- Work item
Only the lines from the one with "Decode this image" to the end of the listing below should be set down, exactly as written and without any pictures.

=== Begin Enclosure ===

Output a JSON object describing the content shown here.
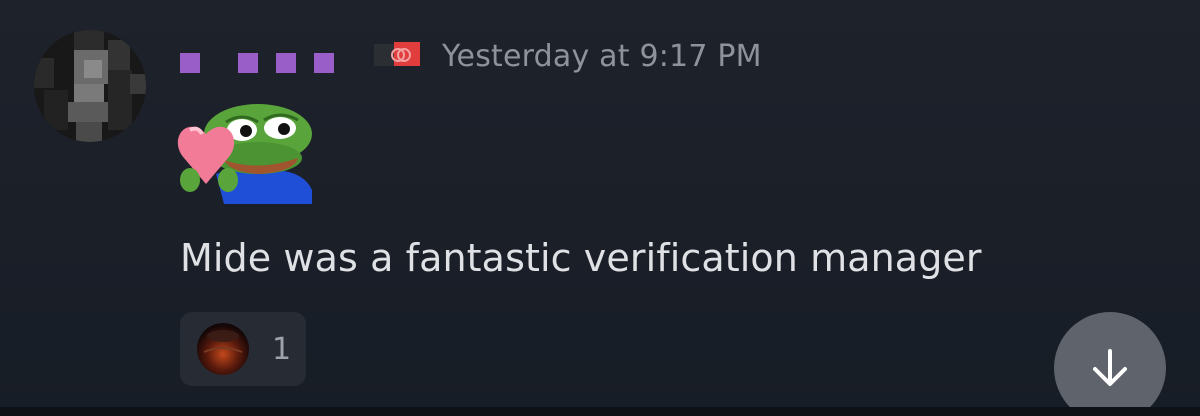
{
  "message": {
    "timestamp": "Yesterday at 9:17 PM",
    "text": "Mide was a fantastic verification manager",
    "sticker_icon": "pepe-heart-sticker",
    "reaction": {
      "icon": "dark-orb-emoji",
      "count": "1"
    }
  },
  "jump_button": {
    "icon": "arrow-down-icon"
  },
  "colors": {
    "background": "#1b2028",
    "username": "#9a5ec9",
    "timestamp": "#8d929b",
    "text": "#dfe1e5",
    "reaction_bg": "#262b34",
    "jump_button_bg": "#5f646c"
  }
}
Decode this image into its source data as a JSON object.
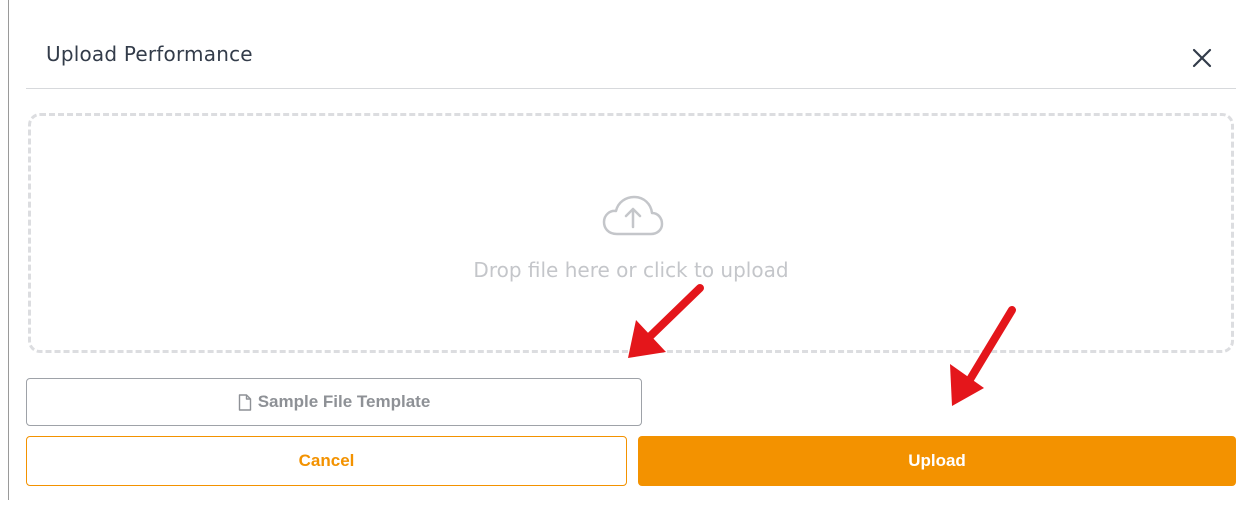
{
  "dialog": {
    "title": "Upload Performance",
    "close_icon": "close-icon"
  },
  "dropzone": {
    "icon": "cloud-upload-icon",
    "text": "Drop file here or click to upload"
  },
  "template_button": {
    "icon": "file-icon",
    "label": "Sample File Template"
  },
  "actions": {
    "cancel_label": "Cancel",
    "upload_label": "Upload"
  },
  "colors": {
    "accent": "#f39200",
    "annotation": "#e4161b",
    "title_text": "#333c4a",
    "muted_text": "#c4c6ca"
  },
  "annotations": {
    "arrow_icon": "red-arrow-icon",
    "count": 2
  }
}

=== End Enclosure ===

- Output below
Decode this image into its source data as a JSON object.
{
  "dialog": {
    "title": "Upload Performance",
    "close_icon": "close-icon"
  },
  "dropzone": {
    "icon": "cloud-upload-icon",
    "text": "Drop file here or click to upload"
  },
  "template_button": {
    "icon": "file-icon",
    "label": "Sample File Template"
  },
  "actions": {
    "cancel_label": "Cancel",
    "upload_label": "Upload"
  },
  "colors": {
    "accent": "#f39200",
    "annotation": "#e4161b",
    "title_text": "#333c4a",
    "muted_text": "#c4c6ca"
  },
  "annotations": {
    "arrow_icon": "red-arrow-icon",
    "count": 2
  }
}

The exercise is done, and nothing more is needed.